Kate -- or rather the person or character whose viewpoint she sees -- looks down at her hands. They are small, as of a child of ten, but weathered and work-hardened. She -- or someone -- why such a great lady as this would ask her here. More vertigo, and Kate wakes.
Pondering it over in the train, on our way to Dover, Tom recognizes the blue and silver colors of Daewen's medieval dress as the colors she wears as a quasi-uniform for her place on the Silver Council -- a governing body of the Dreamtime, immediately predating the founding of Vinyagarond. There, she was their Lady of Love and War.
Well, not nightmares after all, but visions. Lacking anything better to do, we go to bed and wake up in Dover. We collect Morrolan, and turn around and catch the return train for Paddington and home.
Once home, we show the dream log to Mithriel and the soft spot to Morrolan. He remarks that the strands of magic are longer here, longer than the space they appear to occupy. It's rather as if what you saw in a crystal ball were real.

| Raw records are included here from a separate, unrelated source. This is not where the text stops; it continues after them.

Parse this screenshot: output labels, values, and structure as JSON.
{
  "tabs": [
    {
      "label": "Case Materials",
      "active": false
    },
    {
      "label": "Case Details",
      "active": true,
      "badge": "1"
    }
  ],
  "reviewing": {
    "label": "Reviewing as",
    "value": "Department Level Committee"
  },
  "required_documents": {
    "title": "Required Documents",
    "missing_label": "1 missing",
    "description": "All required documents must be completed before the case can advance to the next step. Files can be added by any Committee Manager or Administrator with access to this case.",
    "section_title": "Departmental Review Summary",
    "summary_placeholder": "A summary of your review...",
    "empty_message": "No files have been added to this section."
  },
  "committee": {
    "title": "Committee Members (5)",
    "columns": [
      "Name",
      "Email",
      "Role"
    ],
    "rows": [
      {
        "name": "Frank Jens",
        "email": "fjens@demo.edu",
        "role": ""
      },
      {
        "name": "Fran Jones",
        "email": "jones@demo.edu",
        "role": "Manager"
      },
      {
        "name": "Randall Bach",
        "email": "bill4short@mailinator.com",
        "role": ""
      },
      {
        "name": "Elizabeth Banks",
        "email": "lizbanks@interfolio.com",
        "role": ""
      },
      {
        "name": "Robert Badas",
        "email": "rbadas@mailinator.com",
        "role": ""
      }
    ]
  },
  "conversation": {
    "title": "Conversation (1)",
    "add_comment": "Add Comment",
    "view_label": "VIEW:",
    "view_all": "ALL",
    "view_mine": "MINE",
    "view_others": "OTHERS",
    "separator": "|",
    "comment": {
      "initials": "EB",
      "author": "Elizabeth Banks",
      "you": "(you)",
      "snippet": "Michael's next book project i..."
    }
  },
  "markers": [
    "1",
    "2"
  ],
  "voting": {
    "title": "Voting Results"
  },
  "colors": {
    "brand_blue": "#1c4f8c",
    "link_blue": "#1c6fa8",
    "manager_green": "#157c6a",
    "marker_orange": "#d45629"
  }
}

We show him the magic mirror we've been using to call him and ask if he could use it to call Olam. Capital idea! Who shall we call first, then, Olam or Auberon. Oh, Morrolan wouldn't recommend calling Auberon directly.
...Oh. (We've been doing just that.) Well, does he have a secretary? Yes, name of Robin Goodfellow. (How classic.) We call up Robin Goodfellow and surprise him at lunch. Since the mirror seems to connect with the nearest reflective surface, we find ourselves looking up at R.G. from his soup. He is naturally disconcerted, high elf or no. After we get over that, he asks us to call back in a hour's time, to arrange an appointment with Auberon. (Maybe we should have gone on calling direct.) We make sure that he understands we are not asking Auberon to talk to this particular bowl of soup, then ring off.
Olam is unreachable. Drat the fellow, this is turning into a habit.
We begin to wonder where the fays got this mirror, since so few of Auberon's court seem to be expecting it. Morrolan remarks that Rhyme has one, so we could ask him where he got it. We have Morrolan call the dwarf up. Rhyme is, he says, in the midst of delicate and dangerous experiments, so sod off. Before Morrolan sods off, though, we learn that Rhyme got his mirror from a cousin.
©1984, 1994, 2005 Earl Wajenberg. All Rights Reserved.